### Given data
--- START ---
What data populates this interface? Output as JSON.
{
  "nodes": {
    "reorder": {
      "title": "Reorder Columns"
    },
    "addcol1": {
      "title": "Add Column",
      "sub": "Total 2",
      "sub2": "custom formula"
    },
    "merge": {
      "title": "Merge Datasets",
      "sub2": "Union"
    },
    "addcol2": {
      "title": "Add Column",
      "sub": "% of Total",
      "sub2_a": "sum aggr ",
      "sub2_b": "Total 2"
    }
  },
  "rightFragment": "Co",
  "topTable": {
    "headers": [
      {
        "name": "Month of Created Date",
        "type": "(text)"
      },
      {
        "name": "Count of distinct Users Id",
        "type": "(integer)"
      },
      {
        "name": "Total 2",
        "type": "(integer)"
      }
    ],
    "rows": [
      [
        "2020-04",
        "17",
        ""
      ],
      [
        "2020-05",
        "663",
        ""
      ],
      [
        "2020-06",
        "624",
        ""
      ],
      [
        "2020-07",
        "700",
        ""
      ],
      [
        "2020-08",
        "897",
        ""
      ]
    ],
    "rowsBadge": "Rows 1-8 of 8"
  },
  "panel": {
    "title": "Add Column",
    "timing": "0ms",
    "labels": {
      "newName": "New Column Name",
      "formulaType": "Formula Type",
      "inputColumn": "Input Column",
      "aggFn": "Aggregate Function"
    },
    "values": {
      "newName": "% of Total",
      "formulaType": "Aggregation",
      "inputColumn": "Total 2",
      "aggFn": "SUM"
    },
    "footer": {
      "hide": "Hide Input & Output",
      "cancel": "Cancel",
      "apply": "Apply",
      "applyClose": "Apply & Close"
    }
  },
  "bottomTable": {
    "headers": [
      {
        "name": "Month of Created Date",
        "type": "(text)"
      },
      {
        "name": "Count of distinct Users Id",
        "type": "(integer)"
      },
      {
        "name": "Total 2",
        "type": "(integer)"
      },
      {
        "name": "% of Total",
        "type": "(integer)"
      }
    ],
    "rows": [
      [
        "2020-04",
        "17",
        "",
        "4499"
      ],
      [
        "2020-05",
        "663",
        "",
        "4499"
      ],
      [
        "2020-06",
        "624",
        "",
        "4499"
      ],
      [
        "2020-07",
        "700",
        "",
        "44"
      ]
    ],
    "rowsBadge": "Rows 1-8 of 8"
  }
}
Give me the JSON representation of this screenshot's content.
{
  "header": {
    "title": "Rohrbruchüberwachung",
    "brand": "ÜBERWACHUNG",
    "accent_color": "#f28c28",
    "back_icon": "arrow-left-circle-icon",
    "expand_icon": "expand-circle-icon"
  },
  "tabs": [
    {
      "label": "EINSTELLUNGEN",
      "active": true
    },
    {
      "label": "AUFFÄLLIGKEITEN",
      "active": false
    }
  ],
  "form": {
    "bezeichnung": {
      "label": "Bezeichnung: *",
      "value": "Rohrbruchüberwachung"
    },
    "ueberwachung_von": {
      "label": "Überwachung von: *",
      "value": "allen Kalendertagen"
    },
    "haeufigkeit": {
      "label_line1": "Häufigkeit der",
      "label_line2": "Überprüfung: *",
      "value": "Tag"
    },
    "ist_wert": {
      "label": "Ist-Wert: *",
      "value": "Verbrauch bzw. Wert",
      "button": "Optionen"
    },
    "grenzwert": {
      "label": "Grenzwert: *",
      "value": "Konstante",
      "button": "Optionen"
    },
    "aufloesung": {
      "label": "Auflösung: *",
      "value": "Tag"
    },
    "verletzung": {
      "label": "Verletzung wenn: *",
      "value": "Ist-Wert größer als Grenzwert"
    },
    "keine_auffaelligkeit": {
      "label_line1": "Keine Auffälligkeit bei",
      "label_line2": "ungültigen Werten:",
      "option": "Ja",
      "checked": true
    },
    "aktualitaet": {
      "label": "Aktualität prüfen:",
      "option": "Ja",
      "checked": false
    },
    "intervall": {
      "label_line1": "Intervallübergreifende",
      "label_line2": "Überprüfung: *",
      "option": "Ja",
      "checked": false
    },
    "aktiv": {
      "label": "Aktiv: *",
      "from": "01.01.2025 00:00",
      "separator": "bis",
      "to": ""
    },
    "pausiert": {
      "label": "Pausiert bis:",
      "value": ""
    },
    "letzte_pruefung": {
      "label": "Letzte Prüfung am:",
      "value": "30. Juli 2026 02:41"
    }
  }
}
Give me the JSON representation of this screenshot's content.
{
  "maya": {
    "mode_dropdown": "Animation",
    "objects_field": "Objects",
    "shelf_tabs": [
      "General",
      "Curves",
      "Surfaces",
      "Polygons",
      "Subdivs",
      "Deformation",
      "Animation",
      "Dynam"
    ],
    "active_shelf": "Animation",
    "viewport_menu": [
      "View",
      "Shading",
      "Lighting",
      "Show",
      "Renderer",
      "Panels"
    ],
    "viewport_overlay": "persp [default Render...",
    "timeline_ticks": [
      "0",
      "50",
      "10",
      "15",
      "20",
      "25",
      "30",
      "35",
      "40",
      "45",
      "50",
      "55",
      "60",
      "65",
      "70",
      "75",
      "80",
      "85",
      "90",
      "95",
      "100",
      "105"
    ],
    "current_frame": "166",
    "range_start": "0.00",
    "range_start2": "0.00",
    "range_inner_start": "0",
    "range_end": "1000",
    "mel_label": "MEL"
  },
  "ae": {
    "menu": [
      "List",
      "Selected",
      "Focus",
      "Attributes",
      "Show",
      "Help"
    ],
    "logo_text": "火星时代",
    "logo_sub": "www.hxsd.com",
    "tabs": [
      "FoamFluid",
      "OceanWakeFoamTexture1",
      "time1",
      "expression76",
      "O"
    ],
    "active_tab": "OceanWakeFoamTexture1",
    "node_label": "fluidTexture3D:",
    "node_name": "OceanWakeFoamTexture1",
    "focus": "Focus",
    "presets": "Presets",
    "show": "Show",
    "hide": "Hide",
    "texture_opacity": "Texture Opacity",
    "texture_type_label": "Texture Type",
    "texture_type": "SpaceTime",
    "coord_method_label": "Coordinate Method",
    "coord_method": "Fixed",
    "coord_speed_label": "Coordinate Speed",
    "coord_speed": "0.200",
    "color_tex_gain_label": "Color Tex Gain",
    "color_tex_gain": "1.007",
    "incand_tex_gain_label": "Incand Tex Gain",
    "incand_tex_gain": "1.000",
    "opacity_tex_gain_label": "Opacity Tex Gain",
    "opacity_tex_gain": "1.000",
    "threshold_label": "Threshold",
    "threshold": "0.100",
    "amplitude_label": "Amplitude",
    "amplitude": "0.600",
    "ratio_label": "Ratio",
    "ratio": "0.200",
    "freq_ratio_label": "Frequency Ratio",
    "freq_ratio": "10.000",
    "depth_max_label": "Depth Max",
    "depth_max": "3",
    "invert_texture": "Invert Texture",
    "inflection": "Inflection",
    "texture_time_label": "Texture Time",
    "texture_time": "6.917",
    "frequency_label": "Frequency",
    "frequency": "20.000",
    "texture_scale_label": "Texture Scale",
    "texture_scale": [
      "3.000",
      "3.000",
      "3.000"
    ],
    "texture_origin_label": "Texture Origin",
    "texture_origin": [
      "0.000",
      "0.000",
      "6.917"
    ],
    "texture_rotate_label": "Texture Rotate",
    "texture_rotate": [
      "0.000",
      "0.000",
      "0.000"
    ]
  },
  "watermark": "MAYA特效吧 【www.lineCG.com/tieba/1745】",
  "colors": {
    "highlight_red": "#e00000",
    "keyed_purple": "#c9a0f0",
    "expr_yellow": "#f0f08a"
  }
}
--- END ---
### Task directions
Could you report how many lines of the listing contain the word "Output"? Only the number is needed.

### Finished task
2